  • The Baal HaTurim writes in his commentary on Mikeitz (Bireishis 41:34) that the phrase, “appoint appointed ones,” is used only twice in TaNaCh. There, Pharaoh has Yosef collect grain, and his prudent behavior leads to his wealth and power. Here, Achashverosh collects women as trophies for his harem, and his over-indulgence and dehumanizing disrespect precipitates his eventual ruin.1 There is a fascinating book entitled Tzafnas Mordechai (and published as Links Beyond Time in English) that discusses numerous similar parallels between this story and that of Yosef.

1See 10:1 below and Talmud (Megillah 11a) which describes Achashverosh’s levying enormous taxes on his people, an act otherwise unnecessary unless his own wealth needed replenishing.

Esther 2:2, Question 5. Why does the verse contain two expressions to describe the women the king should seek?
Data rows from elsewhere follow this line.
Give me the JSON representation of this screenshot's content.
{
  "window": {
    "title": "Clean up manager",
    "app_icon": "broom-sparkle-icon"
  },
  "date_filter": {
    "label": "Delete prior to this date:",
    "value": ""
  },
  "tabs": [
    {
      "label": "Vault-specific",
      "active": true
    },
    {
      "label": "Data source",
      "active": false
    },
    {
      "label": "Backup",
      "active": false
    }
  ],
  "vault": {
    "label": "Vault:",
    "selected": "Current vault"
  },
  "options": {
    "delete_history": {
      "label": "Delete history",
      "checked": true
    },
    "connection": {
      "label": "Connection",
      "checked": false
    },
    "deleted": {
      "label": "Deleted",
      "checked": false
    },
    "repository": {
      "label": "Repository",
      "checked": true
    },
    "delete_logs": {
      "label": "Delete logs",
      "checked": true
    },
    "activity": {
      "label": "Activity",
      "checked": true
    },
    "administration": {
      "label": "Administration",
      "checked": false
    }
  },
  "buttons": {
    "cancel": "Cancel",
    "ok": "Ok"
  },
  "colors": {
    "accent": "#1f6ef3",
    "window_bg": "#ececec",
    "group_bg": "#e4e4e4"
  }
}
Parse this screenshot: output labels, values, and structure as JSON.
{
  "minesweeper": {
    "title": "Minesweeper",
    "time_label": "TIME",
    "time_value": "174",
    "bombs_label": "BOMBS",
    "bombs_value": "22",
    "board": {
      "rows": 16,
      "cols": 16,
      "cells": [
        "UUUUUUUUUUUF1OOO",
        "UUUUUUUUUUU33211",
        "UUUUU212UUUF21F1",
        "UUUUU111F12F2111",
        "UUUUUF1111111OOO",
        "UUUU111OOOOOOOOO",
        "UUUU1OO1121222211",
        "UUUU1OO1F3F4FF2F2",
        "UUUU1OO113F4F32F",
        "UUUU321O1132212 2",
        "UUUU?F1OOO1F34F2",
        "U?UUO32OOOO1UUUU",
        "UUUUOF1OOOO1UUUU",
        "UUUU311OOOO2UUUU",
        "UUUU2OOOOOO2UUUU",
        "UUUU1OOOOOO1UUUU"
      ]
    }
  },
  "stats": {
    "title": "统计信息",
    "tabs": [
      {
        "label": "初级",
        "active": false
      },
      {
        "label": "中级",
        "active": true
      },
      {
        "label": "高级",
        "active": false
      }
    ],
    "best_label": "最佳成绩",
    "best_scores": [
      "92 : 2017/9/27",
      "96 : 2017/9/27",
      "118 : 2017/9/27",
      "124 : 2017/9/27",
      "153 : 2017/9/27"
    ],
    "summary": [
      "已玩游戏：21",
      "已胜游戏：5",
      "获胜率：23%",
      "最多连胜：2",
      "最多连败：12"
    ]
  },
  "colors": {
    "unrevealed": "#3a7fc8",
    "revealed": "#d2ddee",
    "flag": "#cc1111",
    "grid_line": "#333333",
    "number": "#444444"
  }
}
  • According to the Vilna Gaon, the advisers suggested finding “young” women rather than old ones and “virgins” rather than experienced women. Seemingly concerned with their own job security, their advice would either help garnish a gentler, more naïve queen, or perhaps they were appealing to the king’s baser nature to assure their popularity with him.
  • The Me’am Lo’ez notes that the advisers considered it beneath the dignity of the king to marry a woman who had been with another man, and may end up comparing the king to him.

Esther 2:2, Question 4. What does the verse mean that the women found for Achashverosh had to look “good?”

The advisers realized that they needed to replace Vashti. Her royal lineage was irreplaceable, but they still hoped to find someone who could replace her physical beauty. Malbim adds that these advisers were saying that Achashverosh did not even need a woman of lineage – he was great enough on his own without that!